The ranged combat works like you’d expect it to. Fire bolts of neon at guys to break face, shoot waves of stasis fields to stun enemies, launch heat-seeking missiles of neon from your fingertips, and slow time to target weak points on enemies for one shot kills – pretty straightforward stuff. Her Singularity attack is the most brutal thing I’ve seen come out of a video game in the past months though. It’s pretty much a gravity vortex that picks up all of your enemies, a car or two, a bunch of trash cans, maybe a nail-ridden 2×4 or several, and finally ends in a spectacular explosion of pink and blue that leaves the streets of Seattle riddled with corpses.

10906521_660986054011880_2252931238439738354_n

Singularity in action

 

Environment

Sucker Punch’s version of Seattle is astoundingly beautiful. I often found myself wandering the streets taking in the sights and looking at the small details in shop windows and on the menus for restaurants (which were chock full of easter egg goodness) and smiling the entire time. The many neon signs throughout the city give a rugged history to the town during the day, and a pleasing element of light during the night hours. If you can go anywhere in the free roam section that isn’t indoors you can see the space needle too – which is an ever-present and pleasant reminder of exactly where you are.

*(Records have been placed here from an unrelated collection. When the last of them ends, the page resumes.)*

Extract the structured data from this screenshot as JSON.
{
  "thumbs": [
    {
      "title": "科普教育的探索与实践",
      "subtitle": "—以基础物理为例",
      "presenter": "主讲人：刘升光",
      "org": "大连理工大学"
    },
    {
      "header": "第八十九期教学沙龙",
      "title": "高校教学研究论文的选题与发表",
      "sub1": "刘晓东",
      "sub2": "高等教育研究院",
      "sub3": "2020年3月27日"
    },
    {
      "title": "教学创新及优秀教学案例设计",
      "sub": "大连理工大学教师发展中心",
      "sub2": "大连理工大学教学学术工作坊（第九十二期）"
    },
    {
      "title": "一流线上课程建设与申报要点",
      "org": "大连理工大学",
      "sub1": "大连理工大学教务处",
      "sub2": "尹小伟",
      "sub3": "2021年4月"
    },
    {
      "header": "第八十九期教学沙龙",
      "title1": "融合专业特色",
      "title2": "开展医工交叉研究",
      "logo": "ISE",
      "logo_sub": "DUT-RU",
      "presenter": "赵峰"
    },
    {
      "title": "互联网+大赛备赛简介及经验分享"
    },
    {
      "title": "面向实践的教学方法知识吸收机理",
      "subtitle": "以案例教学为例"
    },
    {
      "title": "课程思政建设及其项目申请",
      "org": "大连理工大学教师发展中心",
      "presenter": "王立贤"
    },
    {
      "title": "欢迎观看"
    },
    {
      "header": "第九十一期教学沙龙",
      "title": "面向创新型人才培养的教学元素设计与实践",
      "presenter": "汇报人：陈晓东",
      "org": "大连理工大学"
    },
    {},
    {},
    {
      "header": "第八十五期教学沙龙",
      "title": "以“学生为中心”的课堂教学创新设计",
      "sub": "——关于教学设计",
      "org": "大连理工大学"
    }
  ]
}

The detail on the litter in the streets and the leaves that populate the sidewalks also add to that character of the town and mirrors that feeling of grunge that Fetch seems to radiate.

Graffiti on nearly every street corner tells the story of the every day people that reside in that city as well. Green syringes plastered above the word ‘slave’ are commonly seen, and skulls with needles in them can be spotted as well. Though a calming abstract motif to the graffiti is found in some sections of town where small little cartoon characters can be seen climbing up a hill, or playing with a ball and even a homage to Banksy can be found on the side of a wall. Near bars or supermarkets you’ll find posters for local bands, and even some propaganda dealing with Conduits can be seen near D.U.P. recruitment offices. The music also does well to elicit that punk rock feeling when battling it out with street thugs, or chasing down a big ball of neon to get a skill point. All in all, Sucker Punch’s Seattle may not be the most clean city in video games, but it’s definitely a contender for the most visually stunning.10801731_660986337345185_9197615454846796261_n

Are you ‘punk rock’ enough!?

Watching those credits roll was almost saddening. The world that Abigail sucked me into had no more story to give, and I was left begging for more – which means I’ll probably have to fork up the money for Second Son one of these days. I didn’t want this great narrative to end, and I felt like I could sit and shoot neon bolts at goons for at least a few more hours of game play. Though it was short in length, it more than made up for it with the quality of content.

Near perfect, with the exception of a few nit-picky things( WHY CAN’T I WALK AND ONLY JOG!? AGH! ), inFamous: First Light was worth the time I spent.

inFamous: First Light Is currently FREE to Playstation Plus members for the month of January.

Review Overview

4.5
4.5

Great

Abigail is possibly the greatest anti-hero second only to Jorg Ancrath. inFamous: First Light exceeded all of my expectations, and then some. Aside from a few nit-picky things that I can easily get over; this title is about as good as you can get for a 'secondary' game.

2293 Views // January 14, 2015